*** Opening STUDY MATERIAL ***

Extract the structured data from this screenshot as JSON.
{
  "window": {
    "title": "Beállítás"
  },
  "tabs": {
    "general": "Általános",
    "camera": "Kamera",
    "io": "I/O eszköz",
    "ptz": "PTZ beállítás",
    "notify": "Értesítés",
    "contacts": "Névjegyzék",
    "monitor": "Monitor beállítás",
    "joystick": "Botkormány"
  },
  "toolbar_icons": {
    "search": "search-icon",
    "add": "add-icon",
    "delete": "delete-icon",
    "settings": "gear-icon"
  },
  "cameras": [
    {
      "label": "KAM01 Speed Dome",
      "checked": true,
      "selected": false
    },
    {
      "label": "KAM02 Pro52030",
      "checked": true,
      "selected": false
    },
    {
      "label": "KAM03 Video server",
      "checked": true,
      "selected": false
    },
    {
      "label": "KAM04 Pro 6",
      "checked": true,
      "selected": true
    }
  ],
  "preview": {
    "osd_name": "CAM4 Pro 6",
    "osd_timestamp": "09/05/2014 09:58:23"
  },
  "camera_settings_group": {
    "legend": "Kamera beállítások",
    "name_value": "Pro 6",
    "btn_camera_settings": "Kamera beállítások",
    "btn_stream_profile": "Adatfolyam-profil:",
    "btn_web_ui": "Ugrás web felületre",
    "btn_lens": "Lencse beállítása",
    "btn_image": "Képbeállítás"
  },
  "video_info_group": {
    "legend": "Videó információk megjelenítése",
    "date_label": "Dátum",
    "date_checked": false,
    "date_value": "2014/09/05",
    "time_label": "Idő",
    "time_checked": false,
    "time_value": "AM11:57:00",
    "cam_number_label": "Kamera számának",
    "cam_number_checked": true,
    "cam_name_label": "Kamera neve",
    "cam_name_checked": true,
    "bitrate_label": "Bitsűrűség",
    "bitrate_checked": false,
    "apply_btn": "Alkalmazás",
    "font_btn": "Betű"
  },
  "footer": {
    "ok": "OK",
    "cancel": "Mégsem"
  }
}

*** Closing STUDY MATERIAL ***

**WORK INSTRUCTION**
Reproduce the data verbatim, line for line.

**THE COMPLETED TASK**
Extract the structured data from this screenshot as JSON.
{
  "window": {
    "title": "Beállítás"
  },
  "tabs": {
    "general": "Általános",
    "camera": "Kamera",
    "io": "I/O eszköz",
    "ptz": "PTZ beállítás",
    "notify": "Értesítés",
    "contacts": "Névjegyzék",
    "monitor": "Monitor beállítás",
    "joystick": "Botkormány"
  },
  "toolbar_icons": {
    "search": "search-icon",
    "add": "add-icon",
    "delete": "delete-icon",
    "settings": "gear-icon"
  },
  "cameras": [
    {
      "label": "KAM01 Speed Dome",
      "checked": true,
      "selected": false
    },
    {
      "label": "KAM02 Pro52030",
      "checked": true,
      "selected": false
    },
    {
      "label": "KAM03 Video server",
      "checked": true,
      "selected": false
    },
    {
      "label": "KAM04 Pro 6",
      "checked": true,
      "selected": true
    }
  ],
  "preview": {
    "osd_name": "CAM4 Pro 6",
    "osd_timestamp": "09/05/2014 09:58:23"
  },
  "camera_settings_group": {
    "legend": "Kamera beállítások",
    "name_value": "Pro 6",
    "btn_camera_settings": "Kamera beállítások",
    "btn_stream_profile": "Adatfolyam-profil:",
    "btn_web_ui": "Ugrás web felületre",
    "btn_lens": "Lencse beállítása",
    "btn_image": "Képbeállítás"
  },
  "video_info_group": {
    "legend": "Videó információk megjelenítése",
    "date_label": "Dátum",
    "date_checked": false,
    "date_value": "2014/09/05",
    "time_label": "Idő",
    "time_checked": false,
    "time_value": "AM11:57:00",
    "cam_number_label": "Kamera számának",
    "cam_number_checked": true,
    "cam_name_label": "Kamera neve",
    "cam_name_checked": true,
    "bitrate_label": "Bitsűrűség",
    "bitrate_checked": false,
    "apply_btn": "Alkalmazás",
    "font_btn": "Betű"
  },
  "footer": {
    "ok": "OK",
    "cancel": "Mégsem"
  }
}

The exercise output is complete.